Your objective -
Search the records for the string "legend", then copy each line where it appears.

-- Source records follows --

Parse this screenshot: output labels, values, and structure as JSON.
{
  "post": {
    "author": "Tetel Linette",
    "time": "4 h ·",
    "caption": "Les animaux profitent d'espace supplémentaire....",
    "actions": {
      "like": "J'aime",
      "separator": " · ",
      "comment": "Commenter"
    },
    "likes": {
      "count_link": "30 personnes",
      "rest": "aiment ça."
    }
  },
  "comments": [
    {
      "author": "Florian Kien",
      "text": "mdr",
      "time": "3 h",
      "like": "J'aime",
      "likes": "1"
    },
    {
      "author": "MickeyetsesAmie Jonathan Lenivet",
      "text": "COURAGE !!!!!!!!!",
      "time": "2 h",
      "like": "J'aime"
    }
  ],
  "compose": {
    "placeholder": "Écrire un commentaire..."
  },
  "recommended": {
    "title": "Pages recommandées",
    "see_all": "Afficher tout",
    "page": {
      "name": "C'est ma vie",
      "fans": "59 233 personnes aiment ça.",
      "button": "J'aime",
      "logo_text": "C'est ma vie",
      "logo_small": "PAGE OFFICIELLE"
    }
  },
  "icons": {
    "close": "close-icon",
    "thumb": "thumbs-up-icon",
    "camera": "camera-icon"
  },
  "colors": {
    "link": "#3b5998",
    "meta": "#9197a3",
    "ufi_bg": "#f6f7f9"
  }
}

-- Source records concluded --
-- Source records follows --

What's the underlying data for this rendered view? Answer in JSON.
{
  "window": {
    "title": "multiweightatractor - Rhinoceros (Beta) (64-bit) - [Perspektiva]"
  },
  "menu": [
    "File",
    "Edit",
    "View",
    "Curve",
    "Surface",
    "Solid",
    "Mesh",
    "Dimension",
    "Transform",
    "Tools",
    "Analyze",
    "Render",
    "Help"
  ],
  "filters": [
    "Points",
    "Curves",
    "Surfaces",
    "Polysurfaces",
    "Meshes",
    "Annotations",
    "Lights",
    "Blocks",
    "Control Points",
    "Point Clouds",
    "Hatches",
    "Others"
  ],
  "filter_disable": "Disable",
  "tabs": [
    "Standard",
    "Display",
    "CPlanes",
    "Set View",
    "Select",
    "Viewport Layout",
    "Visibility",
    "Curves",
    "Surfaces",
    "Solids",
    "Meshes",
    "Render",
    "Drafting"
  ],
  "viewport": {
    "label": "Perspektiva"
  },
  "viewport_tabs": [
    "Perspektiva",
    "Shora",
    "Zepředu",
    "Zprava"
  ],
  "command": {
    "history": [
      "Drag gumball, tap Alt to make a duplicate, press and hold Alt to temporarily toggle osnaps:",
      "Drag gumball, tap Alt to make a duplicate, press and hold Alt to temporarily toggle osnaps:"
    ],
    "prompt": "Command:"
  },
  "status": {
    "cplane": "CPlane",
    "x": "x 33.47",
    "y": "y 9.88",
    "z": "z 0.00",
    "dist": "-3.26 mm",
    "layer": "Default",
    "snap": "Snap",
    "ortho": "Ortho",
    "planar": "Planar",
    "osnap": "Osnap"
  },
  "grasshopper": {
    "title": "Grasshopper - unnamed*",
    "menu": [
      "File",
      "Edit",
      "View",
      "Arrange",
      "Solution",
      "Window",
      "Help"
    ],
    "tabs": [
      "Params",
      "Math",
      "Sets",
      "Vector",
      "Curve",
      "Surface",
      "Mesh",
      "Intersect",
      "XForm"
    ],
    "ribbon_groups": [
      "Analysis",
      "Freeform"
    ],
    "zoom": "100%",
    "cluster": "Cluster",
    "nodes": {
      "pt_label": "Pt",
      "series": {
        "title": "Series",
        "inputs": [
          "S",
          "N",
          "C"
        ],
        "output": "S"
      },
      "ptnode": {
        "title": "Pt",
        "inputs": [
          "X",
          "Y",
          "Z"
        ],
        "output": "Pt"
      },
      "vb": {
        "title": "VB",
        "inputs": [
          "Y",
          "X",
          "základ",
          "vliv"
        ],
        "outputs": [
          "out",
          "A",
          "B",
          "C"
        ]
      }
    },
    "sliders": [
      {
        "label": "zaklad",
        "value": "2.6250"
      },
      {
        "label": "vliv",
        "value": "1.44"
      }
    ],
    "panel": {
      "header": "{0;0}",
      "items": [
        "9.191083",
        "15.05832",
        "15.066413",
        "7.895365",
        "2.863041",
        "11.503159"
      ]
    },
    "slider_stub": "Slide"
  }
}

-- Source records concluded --
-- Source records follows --

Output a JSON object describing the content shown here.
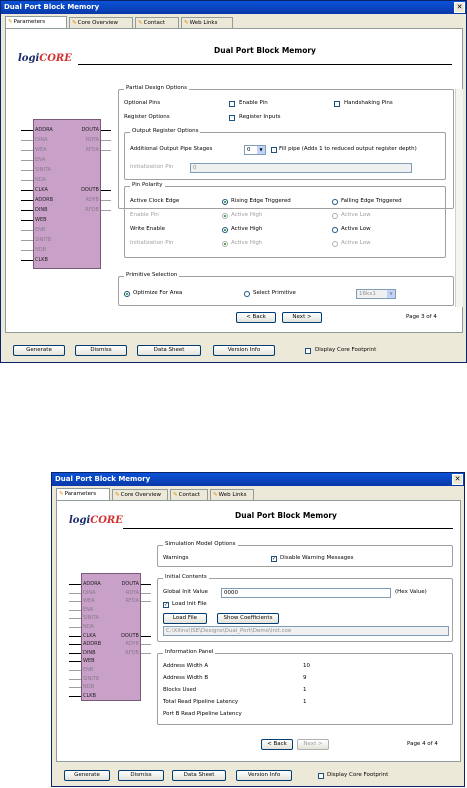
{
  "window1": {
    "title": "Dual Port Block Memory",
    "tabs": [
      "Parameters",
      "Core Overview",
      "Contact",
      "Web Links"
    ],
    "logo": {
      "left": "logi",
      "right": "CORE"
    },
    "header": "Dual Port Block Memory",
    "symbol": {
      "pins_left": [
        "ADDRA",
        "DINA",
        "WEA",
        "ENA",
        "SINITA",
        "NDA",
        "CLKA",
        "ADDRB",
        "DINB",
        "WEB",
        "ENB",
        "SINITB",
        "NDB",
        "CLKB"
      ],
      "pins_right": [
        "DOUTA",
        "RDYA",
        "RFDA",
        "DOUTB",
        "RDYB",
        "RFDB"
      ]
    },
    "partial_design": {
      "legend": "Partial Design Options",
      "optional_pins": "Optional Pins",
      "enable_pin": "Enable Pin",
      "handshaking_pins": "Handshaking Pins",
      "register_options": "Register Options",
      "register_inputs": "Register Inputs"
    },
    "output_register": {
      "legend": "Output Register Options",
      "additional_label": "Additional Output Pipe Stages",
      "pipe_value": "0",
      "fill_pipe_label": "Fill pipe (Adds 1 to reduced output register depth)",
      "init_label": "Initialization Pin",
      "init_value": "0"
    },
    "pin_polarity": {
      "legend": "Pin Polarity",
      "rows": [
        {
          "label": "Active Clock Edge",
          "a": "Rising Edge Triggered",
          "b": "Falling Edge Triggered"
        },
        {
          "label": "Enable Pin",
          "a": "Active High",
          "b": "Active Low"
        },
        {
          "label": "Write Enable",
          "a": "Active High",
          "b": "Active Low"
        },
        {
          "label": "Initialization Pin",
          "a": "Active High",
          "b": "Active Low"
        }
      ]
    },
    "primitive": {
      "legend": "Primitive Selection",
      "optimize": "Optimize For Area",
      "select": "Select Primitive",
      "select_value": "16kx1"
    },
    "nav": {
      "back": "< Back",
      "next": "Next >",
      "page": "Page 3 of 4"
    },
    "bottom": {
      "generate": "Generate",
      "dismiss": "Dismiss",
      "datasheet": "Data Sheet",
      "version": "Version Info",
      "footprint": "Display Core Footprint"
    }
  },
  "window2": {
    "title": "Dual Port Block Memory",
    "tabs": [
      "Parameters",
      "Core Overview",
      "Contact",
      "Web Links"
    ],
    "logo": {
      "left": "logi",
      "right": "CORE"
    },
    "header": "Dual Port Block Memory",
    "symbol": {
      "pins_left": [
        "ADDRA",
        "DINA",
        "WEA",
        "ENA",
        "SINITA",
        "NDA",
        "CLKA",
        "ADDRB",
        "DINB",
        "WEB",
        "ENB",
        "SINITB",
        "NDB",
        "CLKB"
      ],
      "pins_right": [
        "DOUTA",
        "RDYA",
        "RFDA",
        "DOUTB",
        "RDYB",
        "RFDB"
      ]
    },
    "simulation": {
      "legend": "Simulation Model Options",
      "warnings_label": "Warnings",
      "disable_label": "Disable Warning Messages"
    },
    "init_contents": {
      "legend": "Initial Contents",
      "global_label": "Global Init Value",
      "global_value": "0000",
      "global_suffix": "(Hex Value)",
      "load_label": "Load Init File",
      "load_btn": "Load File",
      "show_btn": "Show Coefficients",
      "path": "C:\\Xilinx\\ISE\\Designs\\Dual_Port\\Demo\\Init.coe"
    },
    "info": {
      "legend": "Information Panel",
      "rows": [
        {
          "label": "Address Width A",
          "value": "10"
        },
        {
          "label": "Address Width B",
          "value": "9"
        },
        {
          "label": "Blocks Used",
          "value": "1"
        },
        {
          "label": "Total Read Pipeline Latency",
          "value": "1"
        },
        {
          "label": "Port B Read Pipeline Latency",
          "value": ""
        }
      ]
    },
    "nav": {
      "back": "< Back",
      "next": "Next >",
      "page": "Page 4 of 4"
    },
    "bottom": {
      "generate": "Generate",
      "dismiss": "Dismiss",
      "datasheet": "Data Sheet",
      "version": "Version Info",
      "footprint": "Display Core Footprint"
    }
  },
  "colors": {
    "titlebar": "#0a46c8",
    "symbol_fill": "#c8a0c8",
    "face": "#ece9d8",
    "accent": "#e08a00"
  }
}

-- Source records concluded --

Solution to this task -
      "legend": "Partial Design Options",
      "legend": "Output Register Options",
      "legend": "Pin Polarity",
      "legend": "Primitive Selection",
      "legend": "Simulation Model Options",
      "legend": "Initial Contents",
      "legend": "Information Panel",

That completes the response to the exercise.